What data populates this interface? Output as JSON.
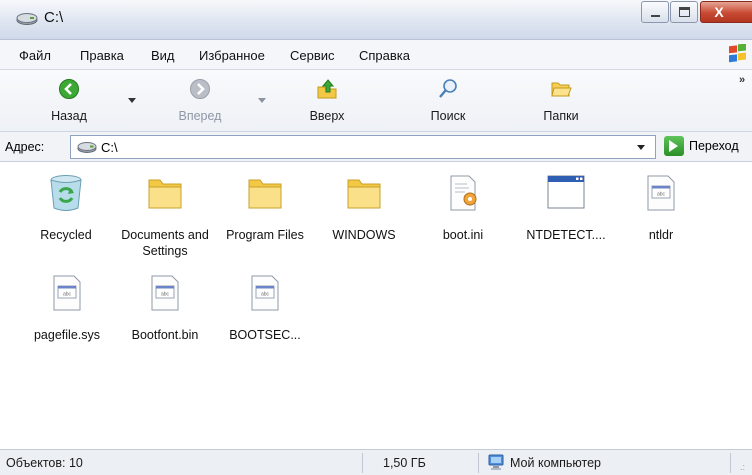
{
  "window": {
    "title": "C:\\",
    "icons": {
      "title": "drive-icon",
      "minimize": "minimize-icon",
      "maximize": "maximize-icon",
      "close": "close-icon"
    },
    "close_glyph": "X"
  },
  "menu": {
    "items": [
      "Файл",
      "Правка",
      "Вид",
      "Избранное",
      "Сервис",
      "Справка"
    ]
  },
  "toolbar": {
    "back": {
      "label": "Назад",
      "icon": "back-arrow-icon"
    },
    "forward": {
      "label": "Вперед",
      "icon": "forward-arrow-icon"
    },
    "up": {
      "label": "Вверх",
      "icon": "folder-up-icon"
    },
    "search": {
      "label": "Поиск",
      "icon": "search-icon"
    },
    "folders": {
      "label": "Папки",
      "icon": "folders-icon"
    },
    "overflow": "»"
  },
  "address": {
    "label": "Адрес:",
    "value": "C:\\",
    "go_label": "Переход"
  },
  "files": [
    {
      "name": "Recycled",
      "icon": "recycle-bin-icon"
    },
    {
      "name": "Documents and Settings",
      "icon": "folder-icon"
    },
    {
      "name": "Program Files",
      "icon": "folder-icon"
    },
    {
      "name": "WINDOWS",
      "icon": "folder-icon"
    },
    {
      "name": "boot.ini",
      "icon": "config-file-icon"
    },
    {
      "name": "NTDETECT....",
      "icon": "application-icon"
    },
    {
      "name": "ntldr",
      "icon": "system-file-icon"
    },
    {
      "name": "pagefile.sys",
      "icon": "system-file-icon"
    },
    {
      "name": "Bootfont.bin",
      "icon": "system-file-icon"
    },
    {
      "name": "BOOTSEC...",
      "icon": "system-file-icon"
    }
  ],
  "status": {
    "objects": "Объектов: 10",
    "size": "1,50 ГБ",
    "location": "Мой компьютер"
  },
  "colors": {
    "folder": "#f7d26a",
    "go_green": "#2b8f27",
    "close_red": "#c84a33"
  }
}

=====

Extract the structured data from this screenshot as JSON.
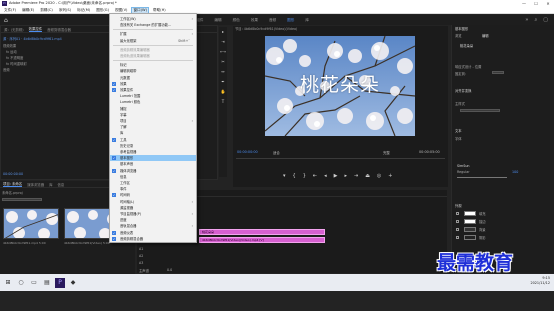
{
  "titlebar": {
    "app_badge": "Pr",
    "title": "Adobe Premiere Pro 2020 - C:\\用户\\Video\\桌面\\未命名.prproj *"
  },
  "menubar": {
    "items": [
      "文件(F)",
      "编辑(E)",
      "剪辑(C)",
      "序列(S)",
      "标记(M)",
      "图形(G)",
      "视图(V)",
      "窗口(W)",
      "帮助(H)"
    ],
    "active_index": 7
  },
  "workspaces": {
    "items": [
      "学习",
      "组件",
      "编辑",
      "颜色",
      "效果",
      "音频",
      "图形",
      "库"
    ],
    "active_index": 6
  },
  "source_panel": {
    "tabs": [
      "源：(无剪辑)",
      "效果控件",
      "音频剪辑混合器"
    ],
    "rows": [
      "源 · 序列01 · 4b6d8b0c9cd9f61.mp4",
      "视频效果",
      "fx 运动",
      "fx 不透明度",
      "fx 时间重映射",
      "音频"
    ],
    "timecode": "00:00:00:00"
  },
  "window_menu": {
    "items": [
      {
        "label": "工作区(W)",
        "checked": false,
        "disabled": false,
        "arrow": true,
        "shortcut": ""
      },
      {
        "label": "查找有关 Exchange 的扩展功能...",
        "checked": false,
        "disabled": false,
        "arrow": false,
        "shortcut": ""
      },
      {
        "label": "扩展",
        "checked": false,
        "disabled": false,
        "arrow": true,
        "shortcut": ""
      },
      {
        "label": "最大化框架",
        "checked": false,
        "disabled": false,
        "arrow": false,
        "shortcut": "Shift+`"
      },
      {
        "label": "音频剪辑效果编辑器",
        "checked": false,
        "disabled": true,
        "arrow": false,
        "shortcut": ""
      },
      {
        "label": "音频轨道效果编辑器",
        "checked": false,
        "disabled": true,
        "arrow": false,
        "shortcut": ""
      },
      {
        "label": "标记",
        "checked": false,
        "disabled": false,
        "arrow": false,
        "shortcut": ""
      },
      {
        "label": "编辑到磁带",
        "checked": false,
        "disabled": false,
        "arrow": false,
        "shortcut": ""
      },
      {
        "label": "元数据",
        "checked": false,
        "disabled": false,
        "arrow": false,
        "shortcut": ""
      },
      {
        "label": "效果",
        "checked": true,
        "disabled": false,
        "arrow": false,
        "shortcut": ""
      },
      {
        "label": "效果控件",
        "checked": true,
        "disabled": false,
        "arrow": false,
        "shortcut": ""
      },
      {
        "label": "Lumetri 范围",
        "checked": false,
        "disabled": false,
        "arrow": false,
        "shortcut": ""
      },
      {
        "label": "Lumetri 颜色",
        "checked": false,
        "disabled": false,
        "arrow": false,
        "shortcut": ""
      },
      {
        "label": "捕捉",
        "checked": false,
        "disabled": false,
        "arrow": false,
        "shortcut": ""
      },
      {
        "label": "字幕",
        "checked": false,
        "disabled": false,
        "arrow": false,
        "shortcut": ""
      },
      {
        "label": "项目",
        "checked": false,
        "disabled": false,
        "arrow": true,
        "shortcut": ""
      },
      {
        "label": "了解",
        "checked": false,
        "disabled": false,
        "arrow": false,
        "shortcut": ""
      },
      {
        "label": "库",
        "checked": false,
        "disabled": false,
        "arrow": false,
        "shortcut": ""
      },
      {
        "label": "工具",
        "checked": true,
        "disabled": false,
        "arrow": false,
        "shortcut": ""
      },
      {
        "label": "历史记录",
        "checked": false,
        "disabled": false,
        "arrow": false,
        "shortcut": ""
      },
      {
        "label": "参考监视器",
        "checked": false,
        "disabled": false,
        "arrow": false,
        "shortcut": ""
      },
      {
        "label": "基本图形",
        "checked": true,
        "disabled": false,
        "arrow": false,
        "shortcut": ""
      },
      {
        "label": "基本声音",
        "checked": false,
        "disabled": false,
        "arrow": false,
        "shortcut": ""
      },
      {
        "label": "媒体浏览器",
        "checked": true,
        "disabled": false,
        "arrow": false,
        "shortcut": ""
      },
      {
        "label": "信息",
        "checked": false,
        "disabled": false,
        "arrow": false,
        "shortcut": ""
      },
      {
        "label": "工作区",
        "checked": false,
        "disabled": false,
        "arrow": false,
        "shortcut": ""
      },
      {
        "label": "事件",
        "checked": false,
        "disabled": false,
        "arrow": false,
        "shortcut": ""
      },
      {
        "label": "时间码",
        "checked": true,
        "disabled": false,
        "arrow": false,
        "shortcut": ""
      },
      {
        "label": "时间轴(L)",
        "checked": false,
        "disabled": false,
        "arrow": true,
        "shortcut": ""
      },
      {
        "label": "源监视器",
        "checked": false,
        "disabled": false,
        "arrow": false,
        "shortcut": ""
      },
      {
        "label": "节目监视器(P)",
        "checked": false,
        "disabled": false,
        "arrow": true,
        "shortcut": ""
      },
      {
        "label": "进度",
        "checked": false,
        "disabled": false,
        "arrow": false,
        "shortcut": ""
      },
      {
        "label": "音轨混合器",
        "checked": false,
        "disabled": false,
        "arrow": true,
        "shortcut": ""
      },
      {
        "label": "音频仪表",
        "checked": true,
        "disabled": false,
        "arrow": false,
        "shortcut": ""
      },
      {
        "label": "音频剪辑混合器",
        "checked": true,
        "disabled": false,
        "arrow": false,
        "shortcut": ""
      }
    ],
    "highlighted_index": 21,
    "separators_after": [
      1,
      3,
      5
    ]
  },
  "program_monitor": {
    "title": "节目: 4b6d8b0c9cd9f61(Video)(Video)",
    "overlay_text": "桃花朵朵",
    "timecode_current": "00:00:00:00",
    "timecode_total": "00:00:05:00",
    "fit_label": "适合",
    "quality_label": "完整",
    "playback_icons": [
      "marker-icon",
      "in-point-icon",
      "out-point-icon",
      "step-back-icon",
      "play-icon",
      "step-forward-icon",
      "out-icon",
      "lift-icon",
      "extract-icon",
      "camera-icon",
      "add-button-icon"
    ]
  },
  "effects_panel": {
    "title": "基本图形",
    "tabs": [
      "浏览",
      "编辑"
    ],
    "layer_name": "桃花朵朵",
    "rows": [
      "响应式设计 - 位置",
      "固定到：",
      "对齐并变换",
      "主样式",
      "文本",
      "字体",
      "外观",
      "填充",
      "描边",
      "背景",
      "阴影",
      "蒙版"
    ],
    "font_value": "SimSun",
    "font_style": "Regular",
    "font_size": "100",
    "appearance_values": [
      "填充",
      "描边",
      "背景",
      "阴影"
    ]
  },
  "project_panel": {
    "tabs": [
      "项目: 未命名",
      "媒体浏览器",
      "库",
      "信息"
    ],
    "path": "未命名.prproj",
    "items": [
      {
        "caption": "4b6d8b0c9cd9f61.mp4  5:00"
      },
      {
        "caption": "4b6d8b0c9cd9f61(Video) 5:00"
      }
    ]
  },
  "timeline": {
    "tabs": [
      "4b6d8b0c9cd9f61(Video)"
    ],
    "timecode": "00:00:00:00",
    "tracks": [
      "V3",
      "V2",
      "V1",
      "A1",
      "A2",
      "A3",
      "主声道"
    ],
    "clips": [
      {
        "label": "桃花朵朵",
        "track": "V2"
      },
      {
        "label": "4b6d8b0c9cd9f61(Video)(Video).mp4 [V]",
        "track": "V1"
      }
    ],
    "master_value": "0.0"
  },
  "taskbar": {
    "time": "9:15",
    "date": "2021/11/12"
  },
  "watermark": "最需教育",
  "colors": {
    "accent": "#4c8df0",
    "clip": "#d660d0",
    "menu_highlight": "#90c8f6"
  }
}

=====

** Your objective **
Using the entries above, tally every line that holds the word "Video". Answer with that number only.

** Task solution **
5